The 2014 session began with the widespread expectation that the Legislature would secure a permanent waiver from the detested No Child Left Behind law. To do so, it had to require that statewide tests be used — or at least mentioned — in the evaluation of teachers and principals.
The Obama administration had been exempting states from the draconian penalties of No Child Left Behind on condition that they tied evaluations to statewide tests and took other reasonable steps toward accountability and rigor.
Education Secretary Arne Duncan had given waivers to more than 40 states. The waivers meant that school districts could escape NCLB’s harshest sanction — the loss of control over a big chunk of federal money earmarked for helping low-income kids.
Duncan had given Washington a conditional exemption on the understanding that the 2014 Legislature would order at least minimal use of statewide testing data. Minimal could mean minuscule. A school district could make the data count for as little as 1 percent of the evaluation if it wanted to.

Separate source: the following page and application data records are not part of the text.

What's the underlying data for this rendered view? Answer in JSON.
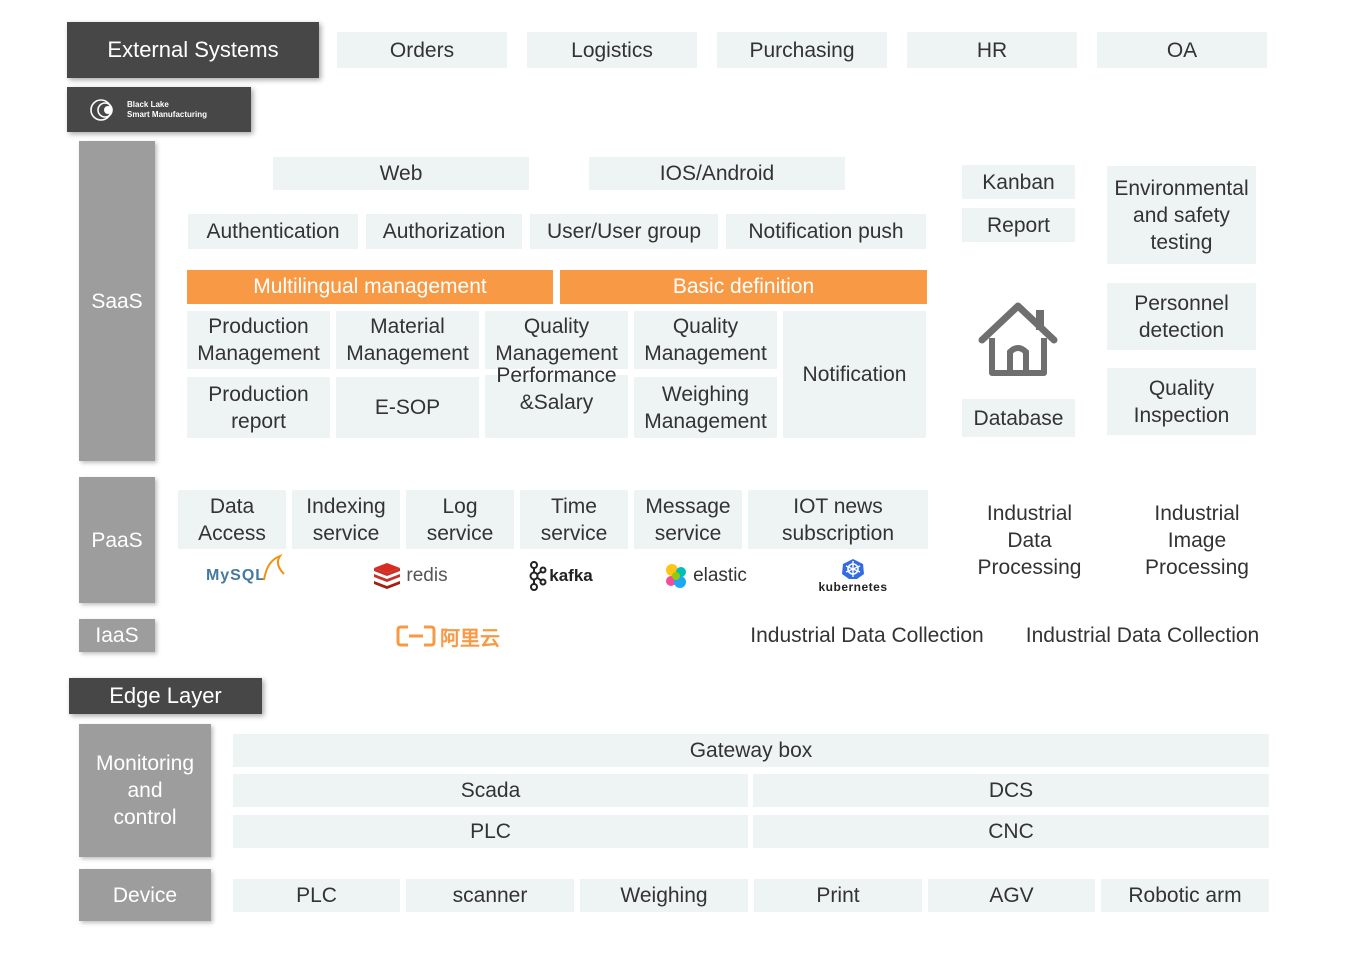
{
  "external": {
    "label": "External Systems",
    "items": [
      "Orders",
      "Logistics",
      "Purchasing",
      "HR",
      "OA"
    ]
  },
  "brand": {
    "line1": "Black Lake",
    "line2": "Smart Manufacturing"
  },
  "saas": {
    "label": "SaaS",
    "clients": [
      "Web",
      "IOS/Android"
    ],
    "services": [
      "Authentication",
      "Authorization",
      "User/User group",
      "Notification push"
    ],
    "bars": [
      "Multilingual management",
      "Basic definition"
    ],
    "modules": {
      "production_management": "Production\nManagement",
      "material_management": "Material\nManagement",
      "quality_management_1": "Quality\nManagement",
      "quality_management_2": "Quality\nManagement",
      "notification": "Notification",
      "production_report": "Production\nreport",
      "esop": "E-SOP",
      "performance_salary": "Performance\n&Salary",
      "weighing_management": "Weighing\nManagement"
    },
    "kanban": "Kanban",
    "report": "Report",
    "database": "Database",
    "environmental": "Environmental\nand safety\ntesting",
    "personnel": "Personnel\ndetection",
    "quality_inspection": "Quality\nInspection"
  },
  "paas": {
    "label": "PaaS",
    "services": [
      "Data\nAccess",
      "Indexing\nservice",
      "Log\nservice",
      "Time\nservice",
      "Message\nservice",
      "IOT news\nsubscription"
    ],
    "logos": [
      "MySQL",
      "redis",
      "kafka",
      "elastic",
      "kubernetes"
    ],
    "industrial_data": "Industrial\nData\nProcessing",
    "industrial_image": "Industrial\nImage\nProcessing"
  },
  "iaas": {
    "label": "IaaS",
    "cloud": "阿里云",
    "collection_1": "Industrial Data Collection",
    "collection_2": "Industrial Data Collection"
  },
  "edge": {
    "label": "Edge Layer",
    "monitoring": "Monitoring\nand\ncontrol",
    "gateway": "Gateway box",
    "scada": "Scada",
    "dcs": "DCS",
    "plc": "PLC",
    "cnc": "CNC",
    "device_label": "Device",
    "devices": [
      "PLC",
      "scanner",
      "Weighing",
      "Print",
      "AGV",
      "Robotic arm"
    ]
  },
  "colors": {
    "accent": "#f89a45",
    "dark": "#474747",
    "label_gray": "#9d9d9d",
    "cell": "#eef3f3",
    "aliyun": "#f89a45"
  }
}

Without a waiver, many districts would have to divert those funds from classrooms to things like private tutoring and bus rides to other districts. If the Legislature didn’t act, Tacoma Public Schools alone stood to lose almost $2 million a year.
The Legislature didn’t act. The prospect of even 1 percent was apparently an outrage so great it justified forfeiting control of those millions.

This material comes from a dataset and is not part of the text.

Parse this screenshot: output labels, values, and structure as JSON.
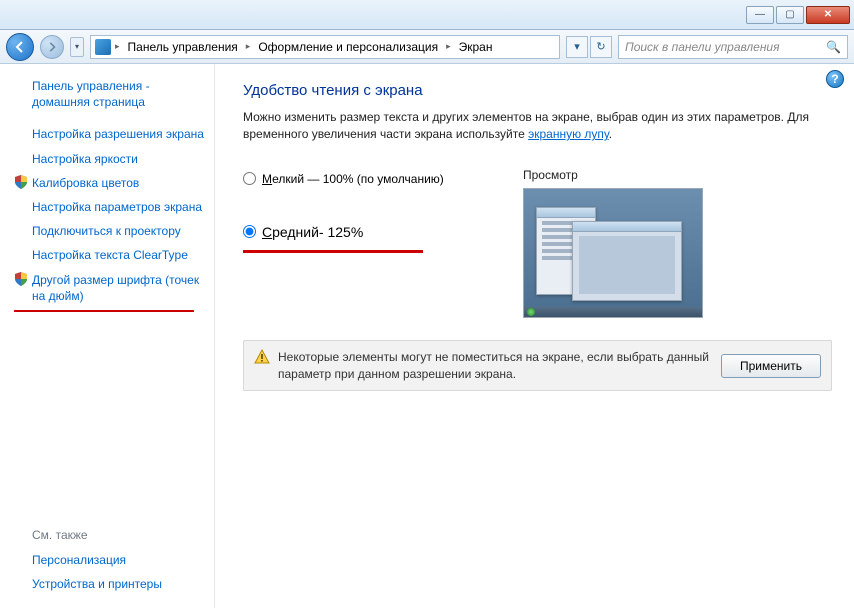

In mid-session, the WEA started jerking chains and issuing marching orders to its servants in the Legislature. The House and Senate dropped the effort to keep the waiver. To appease the union, they sold out the kids. Washington lost its waiver.
It hurt. In some cases, teachers got laid off. Tacoma — which needed that money — was slammed particularly hard.
The Senate has acted; now the House has a chance to demonstrate its loyalties. We don’t know yet where those loyalties lie, but we know where they belong: with kids from poor families, not union leaders with rich war chests.